What A Man (or Woman) Is Made Of:
When talking NPCs and what they are made of, these would be two separate lists:
The first being Stats. If you like, you can build them from the ground up. But I find it is easier to simply find the stats of some pre-generated character (From either a purchased adventure, or one of the many sites with pre-gens that you can find online) and simply re-skin it to my purpose.
The second are Traits. These are what makes the NPC unique. What does this person look like? What do they sound like? Do the have a particular odor? How tall are they? How do they dress? How do they speak? What distinguishing marks or scars do they have? What do they do for a living?

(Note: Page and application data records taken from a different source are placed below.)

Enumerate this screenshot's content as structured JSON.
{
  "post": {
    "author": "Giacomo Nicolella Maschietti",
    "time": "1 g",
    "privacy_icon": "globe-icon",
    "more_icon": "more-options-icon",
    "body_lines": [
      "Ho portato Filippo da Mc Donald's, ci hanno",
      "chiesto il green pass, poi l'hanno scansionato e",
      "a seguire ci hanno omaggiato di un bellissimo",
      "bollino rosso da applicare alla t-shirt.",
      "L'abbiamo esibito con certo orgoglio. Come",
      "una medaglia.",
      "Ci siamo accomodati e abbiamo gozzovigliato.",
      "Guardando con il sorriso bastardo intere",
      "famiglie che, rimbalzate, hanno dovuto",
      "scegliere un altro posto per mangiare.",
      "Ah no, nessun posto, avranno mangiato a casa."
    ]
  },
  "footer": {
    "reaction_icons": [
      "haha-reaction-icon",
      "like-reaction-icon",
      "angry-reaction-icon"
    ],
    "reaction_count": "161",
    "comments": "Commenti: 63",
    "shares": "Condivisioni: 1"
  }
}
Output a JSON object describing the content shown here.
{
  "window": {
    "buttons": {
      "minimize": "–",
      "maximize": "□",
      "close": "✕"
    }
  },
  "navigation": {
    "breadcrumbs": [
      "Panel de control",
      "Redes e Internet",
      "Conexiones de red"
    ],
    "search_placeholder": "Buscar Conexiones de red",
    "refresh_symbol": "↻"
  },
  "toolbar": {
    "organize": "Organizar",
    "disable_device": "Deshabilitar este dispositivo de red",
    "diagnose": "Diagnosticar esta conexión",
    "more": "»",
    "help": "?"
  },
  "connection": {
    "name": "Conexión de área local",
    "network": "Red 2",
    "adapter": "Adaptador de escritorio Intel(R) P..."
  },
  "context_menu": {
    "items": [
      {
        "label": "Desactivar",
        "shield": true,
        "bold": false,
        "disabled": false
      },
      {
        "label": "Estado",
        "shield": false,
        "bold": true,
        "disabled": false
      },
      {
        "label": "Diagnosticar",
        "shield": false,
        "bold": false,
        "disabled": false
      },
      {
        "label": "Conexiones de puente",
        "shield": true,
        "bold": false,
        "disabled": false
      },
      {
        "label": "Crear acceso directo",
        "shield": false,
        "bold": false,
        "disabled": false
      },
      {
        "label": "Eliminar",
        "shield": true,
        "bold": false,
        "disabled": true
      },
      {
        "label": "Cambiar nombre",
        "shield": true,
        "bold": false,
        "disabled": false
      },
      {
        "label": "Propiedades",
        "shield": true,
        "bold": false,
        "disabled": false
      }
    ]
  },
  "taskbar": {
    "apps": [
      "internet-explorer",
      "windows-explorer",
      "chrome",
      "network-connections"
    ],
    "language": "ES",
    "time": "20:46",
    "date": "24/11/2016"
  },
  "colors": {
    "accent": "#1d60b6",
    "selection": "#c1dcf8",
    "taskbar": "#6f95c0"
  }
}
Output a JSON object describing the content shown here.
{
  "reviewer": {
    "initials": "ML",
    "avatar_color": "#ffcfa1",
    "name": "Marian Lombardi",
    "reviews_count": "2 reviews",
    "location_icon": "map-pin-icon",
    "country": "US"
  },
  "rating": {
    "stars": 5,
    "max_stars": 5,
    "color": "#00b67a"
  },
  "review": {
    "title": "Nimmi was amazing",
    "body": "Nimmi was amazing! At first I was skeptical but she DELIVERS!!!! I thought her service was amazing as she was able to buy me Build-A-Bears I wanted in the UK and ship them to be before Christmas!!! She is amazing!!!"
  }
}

I love to give my NPCs strange little tics. One that comes to mind is a carriage driver that my current group came across in the midst of a murder investigation. His name was Thomas and he had a tendency to wiggle the fingers on his right hand, whenever he was trying to remember. The party learned that when the fingers were still, he was lying. When they wiggled, he was telling the truth.
Make sure, if you can, to act these things out. It makes it more realistic and more subtle than you just pointing things like that out.
One side-note on this that I have picked up. Voices. I don’t remember who I picked up this tip from, but I do remember that I didn’t come up with it on my own:
I do voices. But, especially when you have as many NPCs in your world as I do, it can be tough to make them unique. What helps me here is simply picking a celebrity that the NPC reminds me of, then doing my best imitation of that celebrity. It doesn’t matter one bit that my imitation might not sound a bit like that person. It makes the NPC sound distinctive from all the others in my world. In my notes, I will make note of the person I am imitating so that when the Players come across that NPC again, they speak with the same voice.
What Makes Them Tick:
Just as important as knowing your NPCs name, or what they look like, is knowing why they do what they do. Is the antagonist in your story simply a madman who wants to burn the world, or is he seeking a justifiable revenge for some sin that was perpetrated on his ancestors by yours? A two dimensional mustache twirling villain can be fun for a one shot, but if you want a campaign that’s going to last for more than a couple of sessions, you probably want to make your NPCs a little less black and white.
Once you have figured out the NPC’s motivation, PLEASE, for the love of all that is holy, make them active. Don’t have them sitting in some dark throne room, waiting for the heroes to arrive. have them acting, reacting, causing even more conflict. Its important. Unless they are in some sort of Stasis Pod, or a spell that froze them, they should be doing something.
Well, I hope this has helped and that you liked it. If you have any other tips that you think might help, please feel free to leave them in the comments. If you have any questions, feel free to seek me out of Twitter @DMLeviathan.
Look forward to talking to you.